The trip down Alabama continues: Third furball presented consecutively, following Fuki and Boots; fortieth featured from the street, between boundaries Adams and Lincoln; and forty-sixth kitty to appear behind window or door. Besides the next two, there are another half-dozen of which I am aware but have been unable to present; most of those are indoors.

I used Fujifilm GFX 50R and Fujinon GF63mmF2.8 R WR lens to capture the Featured Image on May 8, 2019. I held back posting by several months, hoping to possibly identify the real name. Several cats live in the same building, between El Cajon and Meade, and some owners identify them in the Pets section of social network Nextdoor. But not this animal, or that is obvious enough to me. I can wait no longer. For shining stare looking down from the second floor, this tabby earns nickname Astral.
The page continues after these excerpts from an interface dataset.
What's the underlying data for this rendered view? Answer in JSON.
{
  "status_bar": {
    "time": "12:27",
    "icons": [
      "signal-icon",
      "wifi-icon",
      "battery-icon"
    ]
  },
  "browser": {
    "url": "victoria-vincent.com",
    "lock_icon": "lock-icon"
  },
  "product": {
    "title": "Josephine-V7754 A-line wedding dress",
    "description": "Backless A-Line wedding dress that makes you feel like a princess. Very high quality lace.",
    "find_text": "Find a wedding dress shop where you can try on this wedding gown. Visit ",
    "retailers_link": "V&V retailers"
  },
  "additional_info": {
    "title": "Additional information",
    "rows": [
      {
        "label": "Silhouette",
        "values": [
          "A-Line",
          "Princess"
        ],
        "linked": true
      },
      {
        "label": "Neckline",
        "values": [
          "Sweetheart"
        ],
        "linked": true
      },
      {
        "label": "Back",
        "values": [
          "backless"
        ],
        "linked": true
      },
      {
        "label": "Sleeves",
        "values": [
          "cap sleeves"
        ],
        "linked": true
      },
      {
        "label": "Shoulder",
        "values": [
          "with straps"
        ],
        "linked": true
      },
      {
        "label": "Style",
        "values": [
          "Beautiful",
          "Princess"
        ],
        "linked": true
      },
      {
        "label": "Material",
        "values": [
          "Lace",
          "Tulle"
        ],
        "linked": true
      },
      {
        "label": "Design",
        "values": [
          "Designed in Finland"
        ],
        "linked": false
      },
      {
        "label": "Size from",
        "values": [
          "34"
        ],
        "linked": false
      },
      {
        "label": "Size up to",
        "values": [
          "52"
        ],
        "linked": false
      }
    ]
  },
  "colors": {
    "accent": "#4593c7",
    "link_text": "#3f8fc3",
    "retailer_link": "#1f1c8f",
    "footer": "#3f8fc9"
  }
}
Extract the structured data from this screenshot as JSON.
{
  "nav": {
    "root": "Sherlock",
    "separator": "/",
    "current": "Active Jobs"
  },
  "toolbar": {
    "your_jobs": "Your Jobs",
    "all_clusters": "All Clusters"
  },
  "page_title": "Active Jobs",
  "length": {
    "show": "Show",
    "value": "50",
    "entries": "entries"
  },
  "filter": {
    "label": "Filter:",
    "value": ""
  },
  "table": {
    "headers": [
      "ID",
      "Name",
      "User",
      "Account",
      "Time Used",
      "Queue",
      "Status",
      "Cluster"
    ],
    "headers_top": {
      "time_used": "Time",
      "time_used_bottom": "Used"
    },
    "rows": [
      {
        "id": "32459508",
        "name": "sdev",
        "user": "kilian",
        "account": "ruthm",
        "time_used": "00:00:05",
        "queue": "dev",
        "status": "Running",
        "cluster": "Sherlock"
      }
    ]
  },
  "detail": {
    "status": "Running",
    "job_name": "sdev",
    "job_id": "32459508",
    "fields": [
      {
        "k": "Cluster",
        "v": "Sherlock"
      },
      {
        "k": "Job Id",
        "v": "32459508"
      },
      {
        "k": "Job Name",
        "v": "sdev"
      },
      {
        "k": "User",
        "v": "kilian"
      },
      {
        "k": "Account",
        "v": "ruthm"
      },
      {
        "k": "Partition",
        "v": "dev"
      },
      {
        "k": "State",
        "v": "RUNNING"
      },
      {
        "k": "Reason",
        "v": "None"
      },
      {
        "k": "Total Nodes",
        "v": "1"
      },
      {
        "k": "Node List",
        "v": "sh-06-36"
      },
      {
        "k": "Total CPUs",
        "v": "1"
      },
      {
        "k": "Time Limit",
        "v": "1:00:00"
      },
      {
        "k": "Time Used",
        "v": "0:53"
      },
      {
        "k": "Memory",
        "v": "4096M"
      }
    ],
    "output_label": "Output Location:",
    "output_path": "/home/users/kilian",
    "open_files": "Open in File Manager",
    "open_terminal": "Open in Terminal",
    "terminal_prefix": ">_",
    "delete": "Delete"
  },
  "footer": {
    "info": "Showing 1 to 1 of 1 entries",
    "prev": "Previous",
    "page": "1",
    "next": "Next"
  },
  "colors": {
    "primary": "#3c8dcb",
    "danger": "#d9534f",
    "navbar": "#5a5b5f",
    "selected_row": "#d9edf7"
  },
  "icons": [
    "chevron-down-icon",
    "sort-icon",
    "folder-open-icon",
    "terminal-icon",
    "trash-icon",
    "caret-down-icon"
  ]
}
Vitals, aperture manually set: f/4, ISO 100, 1/125 sec, 63mm; 4:40 p.m. PDT.